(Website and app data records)
※

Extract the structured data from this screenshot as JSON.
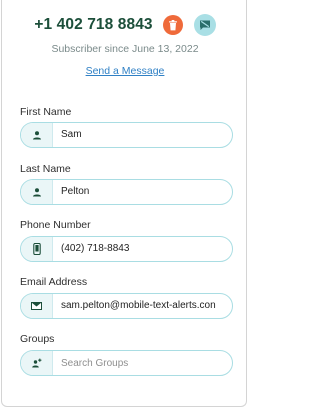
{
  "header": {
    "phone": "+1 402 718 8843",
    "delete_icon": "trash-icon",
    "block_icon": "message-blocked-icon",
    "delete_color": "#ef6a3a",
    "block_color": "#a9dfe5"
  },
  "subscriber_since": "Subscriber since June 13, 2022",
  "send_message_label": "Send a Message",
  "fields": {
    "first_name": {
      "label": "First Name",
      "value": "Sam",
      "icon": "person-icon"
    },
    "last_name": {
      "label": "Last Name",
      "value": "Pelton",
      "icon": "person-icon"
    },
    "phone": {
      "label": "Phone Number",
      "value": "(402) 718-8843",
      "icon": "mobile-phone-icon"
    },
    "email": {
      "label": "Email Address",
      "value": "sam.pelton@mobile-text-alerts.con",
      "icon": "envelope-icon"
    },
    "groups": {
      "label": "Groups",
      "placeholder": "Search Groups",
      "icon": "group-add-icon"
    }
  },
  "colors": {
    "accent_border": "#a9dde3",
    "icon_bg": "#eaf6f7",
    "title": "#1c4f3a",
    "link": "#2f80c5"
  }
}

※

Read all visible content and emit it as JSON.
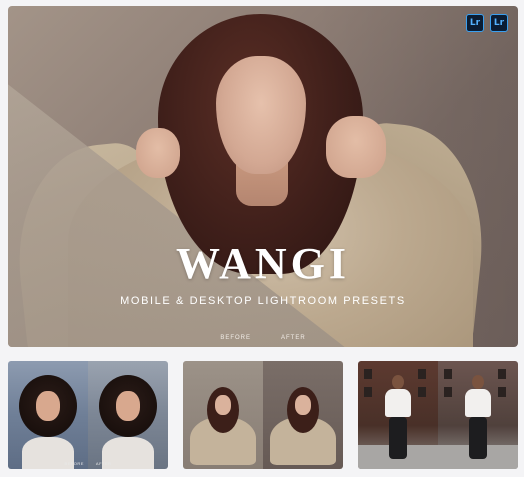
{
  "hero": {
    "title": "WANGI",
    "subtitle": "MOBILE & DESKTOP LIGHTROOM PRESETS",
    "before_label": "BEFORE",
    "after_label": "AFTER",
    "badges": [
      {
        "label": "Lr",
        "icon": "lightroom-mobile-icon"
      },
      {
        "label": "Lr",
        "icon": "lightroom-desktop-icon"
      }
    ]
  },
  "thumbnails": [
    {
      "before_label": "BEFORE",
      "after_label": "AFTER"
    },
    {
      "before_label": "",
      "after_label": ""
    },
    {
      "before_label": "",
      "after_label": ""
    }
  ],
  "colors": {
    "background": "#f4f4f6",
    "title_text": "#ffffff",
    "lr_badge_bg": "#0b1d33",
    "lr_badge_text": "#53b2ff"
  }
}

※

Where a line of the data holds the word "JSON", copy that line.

Extract the structured data from this screenshot as JSON.
Read all visible content and emit it as JSON.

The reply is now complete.